** Input follows **

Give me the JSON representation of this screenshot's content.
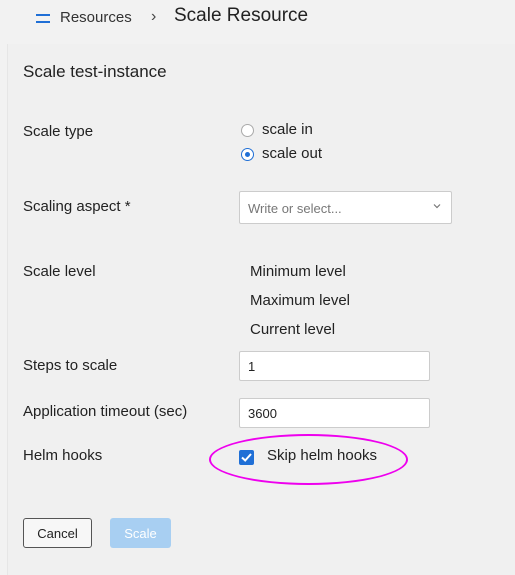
{
  "breadcrumb": {
    "parent_label": "Resources",
    "separator": "›",
    "title": "Scale Resource"
  },
  "form": {
    "heading": "Scale test-instance",
    "scale_type": {
      "label": "Scale type",
      "options": [
        {
          "label": "scale in",
          "selected": false
        },
        {
          "label": "scale out",
          "selected": true
        }
      ]
    },
    "scaling_aspect": {
      "label": "Scaling aspect *",
      "placeholder": "Write or select..."
    },
    "scale_level": {
      "label": "Scale level",
      "items": [
        "Minimum level",
        "Maximum level",
        "Current level"
      ]
    },
    "steps_to_scale": {
      "label": "Steps to scale",
      "value": "1"
    },
    "application_timeout": {
      "label": "Application timeout (sec)",
      "value": "3600"
    },
    "helm_hooks": {
      "label": "Helm hooks",
      "checkbox_label": "Skip helm hooks",
      "checked": true
    }
  },
  "buttons": {
    "cancel": "Cancel",
    "scale": "Scale"
  },
  "colors": {
    "accent": "#1f6fd6",
    "disabled_button": "#a8cff2",
    "highlight": "#ee00ee"
  }
}
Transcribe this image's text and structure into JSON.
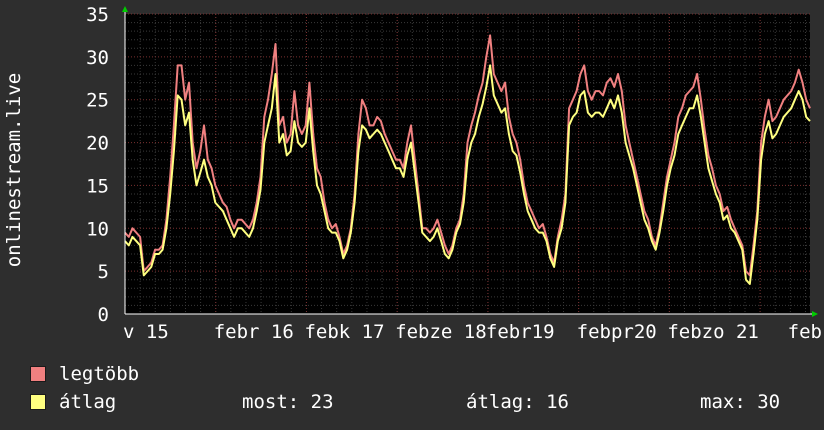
{
  "chart_data": {
    "type": "line",
    "ylabel": "onlinestream.live",
    "ylim": [
      0,
      35
    ],
    "yticks": [
      0,
      5,
      10,
      15,
      20,
      25,
      30,
      35
    ],
    "grid": true,
    "xlim": [
      0,
      7.55
    ],
    "xticks": [
      {
        "label": "v 15",
        "x": 0
      },
      {
        "label": "febr 16",
        "x": 1
      },
      {
        "label": "febk 17",
        "x": 2
      },
      {
        "label": "febze 18",
        "x": 3
      },
      {
        "label": "febr19",
        "x": 4
      },
      {
        "label": "febpr20",
        "x": 5
      },
      {
        "label": "febzo 21",
        "x": 6
      },
      {
        "label": "feb",
        "x": 7
      }
    ],
    "series": [
      {
        "name": "legtöbb",
        "color": "#f08080",
        "values": [
          9.5,
          9,
          10,
          9.5,
          9,
          5,
          5.5,
          6,
          7.5,
          7.5,
          8,
          11,
          16,
          22,
          29,
          29,
          25,
          27,
          20,
          17,
          19,
          22,
          18,
          17,
          15,
          14,
          13,
          12.5,
          11,
          10,
          11,
          11,
          10.5,
          10,
          11,
          13,
          16,
          23,
          25,
          28,
          31.5,
          22,
          23,
          20,
          21,
          26,
          22,
          21,
          22,
          27,
          21,
          17,
          16,
          13,
          11,
          10,
          10.5,
          9,
          7,
          8,
          10,
          14,
          21,
          25,
          24,
          22,
          22,
          23,
          22.5,
          21,
          20,
          19,
          18,
          18,
          17,
          20,
          22,
          18,
          14,
          10,
          10,
          9.5,
          10,
          11,
          9.5,
          8,
          7,
          8,
          10,
          11,
          14,
          20,
          22,
          23.5,
          25.5,
          27,
          30,
          32.5,
          28,
          27,
          26,
          27,
          23,
          21,
          20,
          18,
          15,
          13,
          12,
          11,
          10,
          10.5,
          9,
          7,
          6,
          9,
          11,
          14,
          24,
          25,
          26,
          28,
          29,
          26,
          25,
          26,
          26,
          25.5,
          27,
          27.5,
          26.5,
          28,
          26,
          22,
          20,
          18,
          16,
          14,
          12,
          11,
          9,
          8,
          10,
          13,
          16,
          18,
          20,
          23,
          24,
          25.5,
          26,
          26.5,
          28,
          25,
          21.5,
          18.5,
          17,
          15,
          14,
          12,
          12.5,
          11,
          10,
          9,
          8,
          5,
          4.5,
          8,
          12,
          20,
          23,
          25,
          22.5,
          23,
          24,
          25,
          25.5,
          26,
          27,
          28.5,
          27,
          25,
          24
        ],
        "legend_label": "legtöbb"
      },
      {
        "name": "átlag",
        "color": "#ffff80",
        "values": [
          8.5,
          8,
          9,
          8.5,
          8,
          4.5,
          5,
          5.5,
          7,
          7,
          7.5,
          10,
          14,
          19,
          25.5,
          25,
          22,
          23.5,
          18,
          15,
          16.5,
          18,
          16,
          15,
          13,
          12.5,
          12,
          11,
          10,
          9,
          10,
          10,
          9.5,
          9,
          10,
          12,
          14.5,
          20,
          22,
          24,
          28,
          20,
          21,
          18.5,
          19,
          22.5,
          20,
          19.5,
          20,
          24,
          19,
          15,
          14,
          12,
          10,
          9.5,
          9.5,
          8.5,
          6.5,
          7.5,
          9.5,
          13,
          19,
          22,
          21.5,
          20.5,
          21,
          21.5,
          21,
          20,
          19,
          18,
          17,
          17,
          16,
          18.5,
          20,
          16.5,
          13,
          9.5,
          9,
          8.5,
          9,
          10,
          8.5,
          7,
          6.5,
          7.5,
          9.5,
          10.5,
          13,
          18,
          20,
          21,
          23,
          24.5,
          26.5,
          29,
          25.5,
          24.5,
          23.5,
          24,
          21,
          19,
          18.5,
          16.5,
          14,
          12,
          11,
          10,
          9.5,
          9.5,
          8.5,
          6.5,
          5.5,
          8.5,
          10,
          13,
          22,
          23,
          23.5,
          25.5,
          26,
          23.5,
          23,
          23.5,
          23.5,
          23,
          24,
          25,
          24,
          25.5,
          23.5,
          20,
          18.5,
          17,
          15,
          13,
          11,
          10,
          8.5,
          7.5,
          9.5,
          12,
          15,
          17,
          18.5,
          21,
          22,
          23,
          24,
          24,
          25.5,
          23,
          20,
          17,
          15.5,
          14,
          13,
          11,
          11.5,
          10,
          9.5,
          8.5,
          7.5,
          4,
          3.5,
          7,
          11,
          18,
          21,
          22.5,
          20.5,
          21,
          22,
          23,
          23.5,
          24,
          25,
          26,
          25,
          23,
          22.5
        ],
        "legend_label": "átlag"
      }
    ]
  },
  "legend": {
    "stat_most": "most: 23",
    "stat_atlag": "átlag: 16",
    "stat_max": "max: 30"
  },
  "colors": {
    "background": "#2e2e2e",
    "plot_background": "#000000",
    "grid_major": "#7a3030",
    "grid_minor": "#3a3a3a",
    "axis": "#ffffff",
    "arrow": "#00cc00"
  }
}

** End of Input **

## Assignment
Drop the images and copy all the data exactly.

## Solution
Give me the JSON representation of this screenshot's content.
{
  "breadcrumb": {
    "parent_label": "Resources",
    "separator": "›",
    "title": "Scale Resource"
  },
  "form": {
    "heading": "Scale test-instance",
    "scale_type": {
      "label": "Scale type",
      "options": [
        {
          "label": "scale in",
          "selected": false
        },
        {
          "label": "scale out",
          "selected": true
        }
      ]
    },
    "scaling_aspect": {
      "label": "Scaling aspect *",
      "placeholder": "Write or select..."
    },
    "scale_level": {
      "label": "Scale level",
      "items": [
        "Minimum level",
        "Maximum level",
        "Current level"
      ]
    },
    "steps_to_scale": {
      "label": "Steps to scale",
      "value": "1"
    },
    "application_timeout": {
      "label": "Application timeout (sec)",
      "value": "3600"
    },
    "helm_hooks": {
      "label": "Helm hooks",
      "checkbox_label": "Skip helm hooks",
      "checked": true
    }
  },
  "buttons": {
    "cancel": "Cancel",
    "scale": "Scale"
  },
  "colors": {
    "accent": "#1f6fd6",
    "disabled_button": "#a8cff2",
    "highlight": "#ee00ee"
  }
}
Transcribe this image's text and structure into JSON.
{
  "chart_data": {
    "type": "line",
    "ylabel": "onlinestream.live",
    "ylim": [
      0,
      35
    ],
    "yticks": [
      0,
      5,
      10,
      15,
      20,
      25,
      30,
      35
    ],
    "grid": true,
    "xlim": [
      0,
      7.55
    ],
    "xticks": [
      {
        "label": "v 15",
        "x": 0
      },
      {
        "label": "febr 16",
        "x": 1
      },
      {
        "label": "febk 17",
        "x": 2
      },
      {
        "label": "febze 18",
        "x": 3
      },
      {
        "label": "febr19",
        "x": 4
      },
      {
        "label": "febpr20",
        "x": 5
      },
      {
        "label": "febzo 21",
        "x": 6
      },
      {
        "label": "feb",
        "x": 7
      }
    ],
    "series": [
      {
        "name": "legtöbb",
        "color": "#f08080",
        "values": [
          9.5,
          9,
          10,
          9.5,
          9,
          5,
          5.5,
          6,
          7.5,
          7.5,
          8,
          11,
          16,
          22,
          29,
          29,
          25,
          27,
          20,
          17,
          19,
          22,
          18,
          17,
          15,
          14,
          13,
          12.5,
          11,
          10,
          11,
          11,
          10.5,
          10,
          11,
          13,
          16,
          23,
          25,
          28,
          31.5,
          22,
          23,
          20,
          21,
          26,
          22,
          21,
          22,
          27,
          21,
          17,
          16,
          13,
          11,
          10,
          10.5,
          9,
          7,
          8,
          10,
          14,
          21,
          25,
          24,
          22,
          22,
          23,
          22.5,
          21,
          20,
          19,
          18,
          18,
          17,
          20,
          22,
          18,
          14,
          10,
          10,
          9.5,
          10,
          11,
          9.5,
          8,
          7,
          8,
          10,
          11,
          14,
          20,
          22,
          23.5,
          25.5,
          27,
          30,
          32.5,
          28,
          27,
          26,
          27,
          23,
          21,
          20,
          18,
          15,
          13,
          12,
          11,
          10,
          10.5,
          9,
          7,
          6,
          9,
          11,
          14,
          24,
          25,
          26,
          28,
          29,
          26,
          25,
          26,
          26,
          25.5,
          27,
          27.5,
          26.5,
          28,
          26,
          22,
          20,
          18,
          16,
          14,
          12,
          11,
          9,
          8,
          10,
          13,
          16,
          18,
          20,
          23,
          24,
          25.5,
          26,
          26.5,
          28,
          25,
          21.5,
          18.5,
          17,
          15,
          14,
          12,
          12.5,
          11,
          10,
          9,
          8,
          5,
          4.5,
          8,
          12,
          20,
          23,
          25,
          22.5,
          23,
          24,
          25,
          25.5,
          26,
          27,
          28.5,
          27,
          25,
          24
        ],
        "legend_label": "legtöbb"
      },
      {
        "name": "átlag",
        "color": "#ffff80",
        "values": [
          8.5,
          8,
          9,
          8.5,
          8,
          4.5,
          5,
          5.5,
          7,
          7,
          7.5,
          10,
          14,
          19,
          25.5,
          25,
          22,
          23.5,
          18,
          15,
          16.5,
          18,
          16,
          15,
          13,
          12.5,
          12,
          11,
          10,
          9,
          10,
          10,
          9.5,
          9,
          10,
          12,
          14.5,
          20,
          22,
          24,
          28,
          20,
          21,
          18.5,
          19,
          22.5,
          20,
          19.5,
          20,
          24,
          19,
          15,
          14,
          12,
          10,
          9.5,
          9.5,
          8.5,
          6.5,
          7.5,
          9.5,
          13,
          19,
          22,
          21.5,
          20.5,
          21,
          21.5,
          21,
          20,
          19,
          18,
          17,
          17,
          16,
          18.5,
          20,
          16.5,
          13,
          9.5,
          9,
          8.5,
          9,
          10,
          8.5,
          7,
          6.5,
          7.5,
          9.5,
          10.5,
          13,
          18,
          20,
          21,
          23,
          24.5,
          26.5,
          29,
          25.5,
          24.5,
          23.5,
          24,
          21,
          19,
          18.5,
          16.5,
          14,
          12,
          11,
          10,
          9.5,
          9.5,
          8.5,
          6.5,
          5.5,
          8.5,
          10,
          13,
          22,
          23,
          23.5,
          25.5,
          26,
          23.5,
          23,
          23.5,
          23.5,
          23,
          24,
          25,
          24,
          25.5,
          23.5,
          20,
          18.5,
          17,
          15,
          13,
          11,
          10,
          8.5,
          7.5,
          9.5,
          12,
          15,
          17,
          18.5,
          21,
          22,
          23,
          24,
          24,
          25.5,
          23,
          20,
          17,
          15.5,
          14,
          13,
          11,
          11.5,
          10,
          9.5,
          8.5,
          7.5,
          4,
          3.5,
          7,
          11,
          18,
          21,
          22.5,
          20.5,
          21,
          22,
          23,
          23.5,
          24,
          25,
          26,
          25,
          23,
          22.5
        ],
        "legend_label": "átlag"
      }
    ]
  },
  "legend": {
    "stat_most": "most: 23",
    "stat_atlag": "átlag: 16",
    "stat_max": "max: 30"
  },
  "colors": {
    "background": "#2e2e2e",
    "plot_background": "#000000",
    "grid_major": "#7a3030",
    "grid_minor": "#3a3a3a",
    "axis": "#ffffff",
    "arrow": "#00cc00"
  }
}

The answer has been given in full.